=== Exercise instructions ===
From the material below, return every line that includes "Relativeanswers".

-- Opening Marker --

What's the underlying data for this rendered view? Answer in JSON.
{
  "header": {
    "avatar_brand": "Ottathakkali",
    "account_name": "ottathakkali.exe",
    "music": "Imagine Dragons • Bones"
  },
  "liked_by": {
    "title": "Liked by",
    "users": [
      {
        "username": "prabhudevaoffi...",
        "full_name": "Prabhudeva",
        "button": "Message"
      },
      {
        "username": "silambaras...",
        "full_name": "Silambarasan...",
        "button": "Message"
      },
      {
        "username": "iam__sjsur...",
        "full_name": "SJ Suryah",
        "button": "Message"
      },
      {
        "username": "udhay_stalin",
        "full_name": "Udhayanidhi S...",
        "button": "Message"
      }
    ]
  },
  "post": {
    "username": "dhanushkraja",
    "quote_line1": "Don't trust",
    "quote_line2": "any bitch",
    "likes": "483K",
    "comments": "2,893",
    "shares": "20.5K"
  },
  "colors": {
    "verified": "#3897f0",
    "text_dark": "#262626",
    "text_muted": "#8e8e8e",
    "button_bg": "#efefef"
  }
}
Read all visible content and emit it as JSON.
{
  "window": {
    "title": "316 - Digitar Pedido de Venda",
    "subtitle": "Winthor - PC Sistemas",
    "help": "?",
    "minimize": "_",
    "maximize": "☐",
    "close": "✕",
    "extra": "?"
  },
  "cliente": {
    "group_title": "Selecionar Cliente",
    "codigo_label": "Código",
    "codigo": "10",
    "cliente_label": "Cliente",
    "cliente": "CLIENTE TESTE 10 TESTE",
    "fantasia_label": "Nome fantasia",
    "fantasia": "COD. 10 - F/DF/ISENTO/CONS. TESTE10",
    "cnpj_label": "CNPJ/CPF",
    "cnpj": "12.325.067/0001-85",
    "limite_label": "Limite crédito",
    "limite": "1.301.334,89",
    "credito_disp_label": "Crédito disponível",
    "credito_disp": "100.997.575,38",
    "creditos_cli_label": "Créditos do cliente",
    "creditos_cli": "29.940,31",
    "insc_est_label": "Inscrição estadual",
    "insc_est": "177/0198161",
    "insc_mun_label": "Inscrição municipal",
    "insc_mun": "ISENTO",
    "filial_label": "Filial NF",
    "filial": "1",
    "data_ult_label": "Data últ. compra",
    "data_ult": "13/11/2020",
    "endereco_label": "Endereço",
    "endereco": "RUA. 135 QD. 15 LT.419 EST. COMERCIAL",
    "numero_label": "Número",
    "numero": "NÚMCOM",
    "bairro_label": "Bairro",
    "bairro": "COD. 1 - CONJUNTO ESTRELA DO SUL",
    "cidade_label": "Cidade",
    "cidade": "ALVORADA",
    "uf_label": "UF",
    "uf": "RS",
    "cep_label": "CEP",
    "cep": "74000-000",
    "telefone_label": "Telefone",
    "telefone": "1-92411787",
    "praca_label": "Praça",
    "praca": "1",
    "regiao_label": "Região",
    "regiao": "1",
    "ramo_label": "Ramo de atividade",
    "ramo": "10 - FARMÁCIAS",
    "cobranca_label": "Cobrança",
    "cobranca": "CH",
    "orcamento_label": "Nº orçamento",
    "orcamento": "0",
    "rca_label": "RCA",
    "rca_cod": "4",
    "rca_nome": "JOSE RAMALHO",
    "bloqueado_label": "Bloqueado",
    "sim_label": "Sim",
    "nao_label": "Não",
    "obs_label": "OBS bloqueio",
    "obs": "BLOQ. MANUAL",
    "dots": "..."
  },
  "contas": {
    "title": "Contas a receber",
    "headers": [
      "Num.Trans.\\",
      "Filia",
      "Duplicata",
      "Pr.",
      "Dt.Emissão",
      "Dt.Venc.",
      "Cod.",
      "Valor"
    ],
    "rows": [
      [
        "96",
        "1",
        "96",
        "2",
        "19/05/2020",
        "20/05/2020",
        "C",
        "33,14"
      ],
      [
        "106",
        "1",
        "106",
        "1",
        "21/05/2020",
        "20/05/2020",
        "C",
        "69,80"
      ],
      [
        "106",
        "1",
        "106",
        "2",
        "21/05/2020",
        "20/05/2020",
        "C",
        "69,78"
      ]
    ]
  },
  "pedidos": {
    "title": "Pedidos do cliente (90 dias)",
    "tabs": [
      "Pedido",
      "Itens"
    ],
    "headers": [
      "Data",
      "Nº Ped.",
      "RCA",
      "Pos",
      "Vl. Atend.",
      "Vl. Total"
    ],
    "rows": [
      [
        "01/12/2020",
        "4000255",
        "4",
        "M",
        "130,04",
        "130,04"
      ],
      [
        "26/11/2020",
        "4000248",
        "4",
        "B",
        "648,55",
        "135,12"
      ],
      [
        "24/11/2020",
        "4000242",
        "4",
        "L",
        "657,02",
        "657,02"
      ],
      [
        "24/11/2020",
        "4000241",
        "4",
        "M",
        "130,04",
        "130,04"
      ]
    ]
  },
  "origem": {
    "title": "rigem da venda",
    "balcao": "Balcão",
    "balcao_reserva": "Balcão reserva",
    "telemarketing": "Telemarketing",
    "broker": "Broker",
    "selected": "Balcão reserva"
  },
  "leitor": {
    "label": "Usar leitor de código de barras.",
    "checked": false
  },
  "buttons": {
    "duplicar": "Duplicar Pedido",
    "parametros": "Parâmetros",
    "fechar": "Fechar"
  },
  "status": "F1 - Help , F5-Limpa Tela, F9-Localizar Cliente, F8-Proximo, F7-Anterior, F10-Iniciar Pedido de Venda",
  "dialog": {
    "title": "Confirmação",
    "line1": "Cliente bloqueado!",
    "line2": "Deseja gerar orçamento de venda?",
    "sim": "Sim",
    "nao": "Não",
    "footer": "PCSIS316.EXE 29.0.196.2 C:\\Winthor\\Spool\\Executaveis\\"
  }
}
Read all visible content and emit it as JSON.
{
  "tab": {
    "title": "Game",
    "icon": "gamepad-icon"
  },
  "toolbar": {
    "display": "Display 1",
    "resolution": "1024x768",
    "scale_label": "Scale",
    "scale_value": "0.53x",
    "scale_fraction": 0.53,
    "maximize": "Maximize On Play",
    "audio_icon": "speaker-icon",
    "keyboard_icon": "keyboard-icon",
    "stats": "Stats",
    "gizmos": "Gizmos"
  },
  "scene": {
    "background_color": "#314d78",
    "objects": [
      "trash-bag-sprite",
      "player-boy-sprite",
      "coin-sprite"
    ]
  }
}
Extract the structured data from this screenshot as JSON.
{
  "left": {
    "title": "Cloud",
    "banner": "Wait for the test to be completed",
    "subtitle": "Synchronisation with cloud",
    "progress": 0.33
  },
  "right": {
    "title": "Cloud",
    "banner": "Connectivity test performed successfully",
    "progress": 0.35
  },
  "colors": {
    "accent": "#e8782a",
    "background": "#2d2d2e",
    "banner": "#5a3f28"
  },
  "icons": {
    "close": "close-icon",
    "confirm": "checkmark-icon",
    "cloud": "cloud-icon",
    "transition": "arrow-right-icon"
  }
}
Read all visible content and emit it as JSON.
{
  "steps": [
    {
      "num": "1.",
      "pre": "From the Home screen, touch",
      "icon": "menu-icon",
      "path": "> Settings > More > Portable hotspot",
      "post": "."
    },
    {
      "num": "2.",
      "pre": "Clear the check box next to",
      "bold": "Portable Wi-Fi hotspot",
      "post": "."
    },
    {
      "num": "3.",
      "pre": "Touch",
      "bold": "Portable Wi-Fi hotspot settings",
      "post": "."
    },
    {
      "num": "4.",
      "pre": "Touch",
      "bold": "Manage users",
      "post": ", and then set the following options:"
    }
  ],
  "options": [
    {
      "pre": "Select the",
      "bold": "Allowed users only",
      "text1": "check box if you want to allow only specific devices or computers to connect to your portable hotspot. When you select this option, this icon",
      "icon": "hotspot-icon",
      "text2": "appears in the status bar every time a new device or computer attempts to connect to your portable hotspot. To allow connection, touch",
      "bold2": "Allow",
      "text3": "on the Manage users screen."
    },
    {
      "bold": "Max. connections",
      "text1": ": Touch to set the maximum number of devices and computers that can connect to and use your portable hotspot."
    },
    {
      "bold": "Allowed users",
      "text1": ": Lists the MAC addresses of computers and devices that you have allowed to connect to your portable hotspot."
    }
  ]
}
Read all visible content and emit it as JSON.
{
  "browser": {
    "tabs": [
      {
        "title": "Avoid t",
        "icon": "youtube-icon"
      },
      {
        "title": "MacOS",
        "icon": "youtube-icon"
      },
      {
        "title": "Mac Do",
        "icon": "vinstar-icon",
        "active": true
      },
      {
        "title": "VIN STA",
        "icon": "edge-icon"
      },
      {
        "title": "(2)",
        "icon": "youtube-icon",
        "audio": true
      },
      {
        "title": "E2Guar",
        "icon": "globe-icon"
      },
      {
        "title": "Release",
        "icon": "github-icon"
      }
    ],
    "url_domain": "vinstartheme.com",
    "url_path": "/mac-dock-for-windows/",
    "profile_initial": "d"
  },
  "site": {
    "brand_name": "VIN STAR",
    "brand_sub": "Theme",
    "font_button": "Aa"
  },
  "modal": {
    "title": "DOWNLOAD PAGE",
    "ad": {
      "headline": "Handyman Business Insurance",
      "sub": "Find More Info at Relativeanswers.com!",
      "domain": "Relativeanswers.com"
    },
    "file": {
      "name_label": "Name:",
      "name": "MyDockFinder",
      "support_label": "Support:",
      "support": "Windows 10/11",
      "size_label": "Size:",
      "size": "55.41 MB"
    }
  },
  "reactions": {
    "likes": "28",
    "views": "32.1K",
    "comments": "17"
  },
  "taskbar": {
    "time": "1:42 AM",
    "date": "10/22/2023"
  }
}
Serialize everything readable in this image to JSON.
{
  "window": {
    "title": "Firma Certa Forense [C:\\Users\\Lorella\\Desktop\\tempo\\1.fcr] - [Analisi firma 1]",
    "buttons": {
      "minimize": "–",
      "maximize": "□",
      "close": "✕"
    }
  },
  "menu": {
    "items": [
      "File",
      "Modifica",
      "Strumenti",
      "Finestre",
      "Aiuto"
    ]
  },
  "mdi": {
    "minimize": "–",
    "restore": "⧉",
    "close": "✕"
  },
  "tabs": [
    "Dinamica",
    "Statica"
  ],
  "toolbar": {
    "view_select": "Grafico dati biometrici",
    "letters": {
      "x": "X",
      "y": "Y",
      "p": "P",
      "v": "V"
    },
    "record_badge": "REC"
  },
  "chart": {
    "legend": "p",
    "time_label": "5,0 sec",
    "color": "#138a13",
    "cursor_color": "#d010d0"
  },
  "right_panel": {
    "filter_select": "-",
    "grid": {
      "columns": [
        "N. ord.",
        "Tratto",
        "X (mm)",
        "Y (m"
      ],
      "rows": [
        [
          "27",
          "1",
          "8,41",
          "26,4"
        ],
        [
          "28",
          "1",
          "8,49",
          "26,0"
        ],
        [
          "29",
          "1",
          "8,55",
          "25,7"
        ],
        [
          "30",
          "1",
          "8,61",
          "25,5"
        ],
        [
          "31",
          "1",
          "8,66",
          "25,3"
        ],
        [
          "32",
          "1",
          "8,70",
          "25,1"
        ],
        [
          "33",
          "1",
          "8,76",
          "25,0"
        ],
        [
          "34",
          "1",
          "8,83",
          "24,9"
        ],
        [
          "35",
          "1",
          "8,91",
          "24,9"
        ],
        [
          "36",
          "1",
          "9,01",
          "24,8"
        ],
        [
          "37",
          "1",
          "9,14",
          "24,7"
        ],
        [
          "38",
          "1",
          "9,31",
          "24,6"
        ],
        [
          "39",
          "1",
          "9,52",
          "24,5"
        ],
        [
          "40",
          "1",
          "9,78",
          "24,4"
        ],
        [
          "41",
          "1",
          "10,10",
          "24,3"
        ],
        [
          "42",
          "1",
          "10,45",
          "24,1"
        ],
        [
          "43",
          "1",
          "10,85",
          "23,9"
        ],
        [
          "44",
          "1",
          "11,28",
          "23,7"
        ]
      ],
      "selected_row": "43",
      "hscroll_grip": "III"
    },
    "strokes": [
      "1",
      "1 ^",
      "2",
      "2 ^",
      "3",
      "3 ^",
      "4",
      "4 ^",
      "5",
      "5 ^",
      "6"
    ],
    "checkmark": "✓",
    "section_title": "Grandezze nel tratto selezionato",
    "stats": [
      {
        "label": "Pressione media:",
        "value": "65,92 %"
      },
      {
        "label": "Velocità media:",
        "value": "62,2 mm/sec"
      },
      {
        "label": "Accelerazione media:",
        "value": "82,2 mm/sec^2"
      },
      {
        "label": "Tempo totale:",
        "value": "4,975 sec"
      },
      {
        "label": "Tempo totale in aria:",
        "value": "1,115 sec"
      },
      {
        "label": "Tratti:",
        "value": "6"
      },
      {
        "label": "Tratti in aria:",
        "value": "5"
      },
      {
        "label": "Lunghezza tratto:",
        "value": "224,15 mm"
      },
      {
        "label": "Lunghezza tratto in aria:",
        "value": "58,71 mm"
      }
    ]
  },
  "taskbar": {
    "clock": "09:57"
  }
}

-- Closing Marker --

=== Answer to this problem ===
      "sub": "Find More Info at Relativeanswers.com!",
      "domain": "Relativeanswers.com"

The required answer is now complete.